The Model 629 Hollow Cathode is a CW gas discharge source used to ionize molecular or rare gases. It operates with no window and is a rich source of ion lines at wavelengths longer than 25 nm (less than 50 eV). Output line emission depends on the gases used. It is possible to mix or switch gases during operation. It is electrically quiet and features a water cooled anode and cathode. A differential pumping accessory is available to limit the gas load into the spectrometer. Commercial grade gases are generally used and selection may depend on your application. The source body has a port for directly monitoring gas pressure in the discharge.
The Model 629 is a flexible source system for vacuum ultraviolet (VUV) wavelength calibration, ultraviolet photoemission spectroscopy (UPS) and other extreme UV spectroscopy applications.
Source operation requires a 2 kV 500 mA current regulated power supply like the McPherson Model 730
Abstract: A continuous gaseous discharge source suitable for use between 100 I and 1000 A is described. The source is stable, produces little or no electromagnetic interference, and is rich in high intensity lines throughout the extreme uv. The operating characteristics of this source and its spectral output with various gases are presented.

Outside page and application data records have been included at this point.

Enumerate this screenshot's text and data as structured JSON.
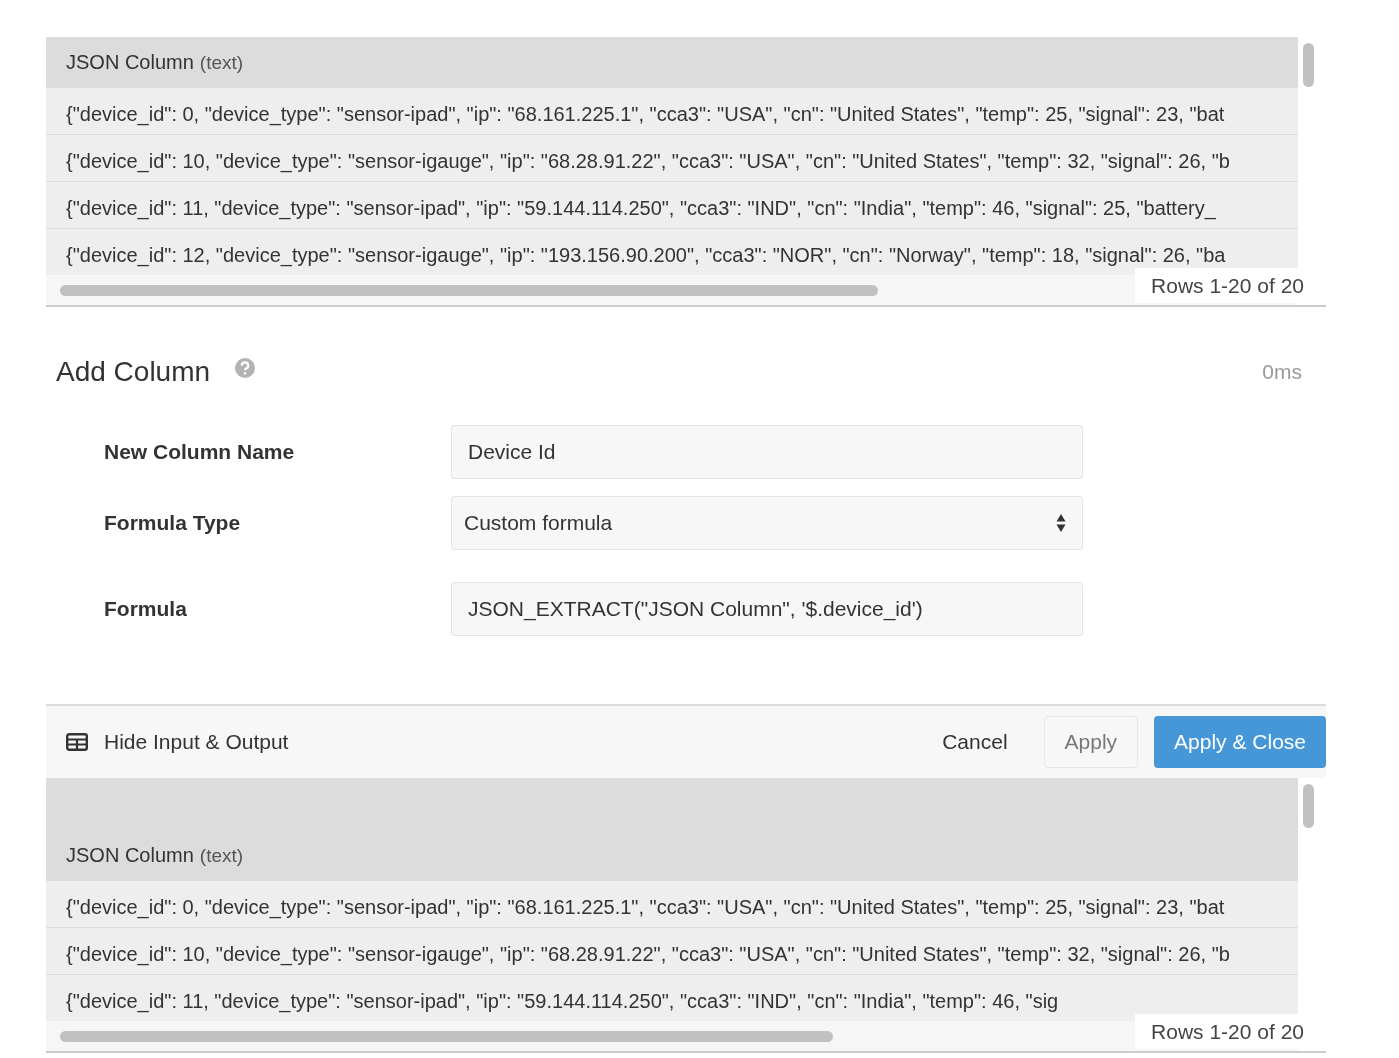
{
  "top_table": {
    "column": {
      "name": "JSON Column",
      "type": "(text)"
    },
    "rows": [
      "{\"device_id\": 0, \"device_type\": \"sensor-ipad\", \"ip\": \"68.161.225.1\", \"cca3\": \"USA\", \"cn\": \"United States\", \"temp\": 25, \"signal\": 23, \"bat",
      "{\"device_id\": 10, \"device_type\": \"sensor-igauge\", \"ip\": \"68.28.91.22\", \"cca3\": \"USA\", \"cn\": \"United States\", \"temp\": 32, \"signal\": 26, \"b",
      "{\"device_id\": 11, \"device_type\": \"sensor-ipad\", \"ip\": \"59.144.114.250\", \"cca3\": \"IND\", \"cn\": \"India\", \"temp\": 46, \"signal\": 25, \"battery_",
      "{\"device_id\": 12, \"device_type\": \"sensor-igauge\", \"ip\": \"193.156.90.200\", \"cca3\": \"NOR\", \"cn\": \"Norway\", \"temp\": 18, \"signal\": 26, \"ba"
    ],
    "row_count": "Rows 1-20 of 20"
  },
  "panel": {
    "title": "Add Column",
    "timing": "0ms",
    "fields": [
      {
        "kind": "text",
        "label": "New Column Name",
        "value": "Device Id"
      },
      {
        "kind": "select",
        "label": "Formula Type",
        "value": "Custom formula"
      },
      {
        "kind": "text",
        "label": "Formula",
        "value": "JSON_EXTRACT(\"JSON Column\", '$.device_id')"
      }
    ]
  },
  "footer": {
    "toggle": "Hide Input & Output",
    "buttons": [
      {
        "kind": "link",
        "label": "Cancel"
      },
      {
        "kind": "secondary",
        "label": "Apply"
      },
      {
        "kind": "primary",
        "label": "Apply & Close"
      }
    ]
  },
  "bottom_table": {
    "column": {
      "name": "JSON Column",
      "type": "(text)"
    },
    "rows": [
      "{\"device_id\": 0, \"device_type\": \"sensor-ipad\", \"ip\": \"68.161.225.1\", \"cca3\": \"USA\", \"cn\": \"United States\", \"temp\": 25, \"signal\": 23, \"bat",
      "{\"device_id\": 10, \"device_type\": \"sensor-igauge\", \"ip\": \"68.28.91.22\", \"cca3\": \"USA\", \"cn\": \"United States\", \"temp\": 32, \"signal\": 26, \"b",
      "{\"device_id\": 11, \"device_type\": \"sensor-ipad\", \"ip\": \"59.144.114.250\", \"cca3\": \"IND\", \"cn\": \"India\", \"temp\": 46, \"sig"
    ],
    "row_count": "Rows 1-20 of 20"
  }
}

F. Paresce, S. Kumar, C. S. Bowyer
Abstract: The calibration of a McPherson’s fully computer-controlled grazing-incidence spectrograph Model 248/310G (Rowland circle diameter ≈ 1 m) with a MCP/CCD detection system is described. As a DC source of the XUV radiation served the Vacuum UV Hollow Cathode Light Source (McPherson Model 629), which was delivered together with the spectrograph. We concentrated on the MCP-centre- as well as across-MCP-wavelength calibration (a more general theoretical relation than in  was found), MCP gain uniformity, and CCD binning linearity. No attention was paid to a resolution of the system, because it changes with the wavelengths and it is determined by properties of the detection system. In general, it is usually much worse than the resolution of the spectrograph itself.
K. Koláčeka, J. Schmidta, V. Boháčeka, M. Řípaa, P. Vrbaa, O. Frolovb, M. Tichýb, A. Jančárekc, M. Vrbovác, E. Skladnik-Sadowskad, M. Sadowskid, and J. Baranowskid
Abstract: We investigated how antireflection (AR) using thin film interference can be achieved in the EUV for multilayer mirrors. This may not been much investigated since AR is not usually needed. AR is not as straightforward as in the visible and neighboring frequencies for several reasons. No materials are entirely transparent in the EUV (indeed materials commonly used in the visible are among the most opaque). The optical constants are not known as well (particularly for compounds), and the antireflection layers can decrease the desired reflection from the multilayer at the “called for” energy. Incorporation of impurities can also be a problem. Nevertheless AR has a role to play in some circumstances.
D. D. Allred and R. S. Turley
Abstract: This paper is a report on our effort to use reflectance measurements of a set of amorphous silicon (a-Si) and uranium (U) multilayer mirrors with an uranium oxide overcoat to obtain the optical constants of a-Si and uranium. The optical constants of U, its oxides, and Si, whether crystalline or amorphous, at 30.4 and 58.4 nm in the extreme ultraviolet (EUV) are a source of uncertainty in the design of multilayer optics. Measured reflectances of multilayer mirror coatings do not agree with calculated reflectances using existing optical constants at all wavelengths. We have calculated the magnitude and the direction of the shift in the optical constants of U and a-Si from reflectivity measurements of DC magnetron sputtered a-Si/U multilayers at 30.4 and 58.4 nm. The reflectivity of the multilayers were measured using a UV hollow cathode plasma light source, a 1 meter VUV monochromator, a back-thinned CCD camera, and a channeltron detector. These reflectance measurements were verified by measurements made at LBNL. The reflectances of the multilayer coatings were measured at 14.5 degrees from normal to the mirror surface. The optical constants were calculated using IMD which uses CURVEFIT to fit the optical constants to reflectivity measurements of a range of multilayer mirrors that varied over a span of 150 - 25.0 nm bilayer thickness. The effects of surface oxide and roughness, interdiffusion, and interfacial roughness were numerically subtracted in fitting the optical constants. The (delta) , (beta) determined at 30.4 nm does not well match the values of c-Si published in the literature (HBOC1), but do approach those of a-Si as reported in literature (HBOC). The difference in the optical constants of c-Si and a-Si are larger than can be attributed to differences in density. Why the optical constants of these two materials vary at 30.4 remains an open question.
M. B. Squires, D. D. Allred, R. S. Turley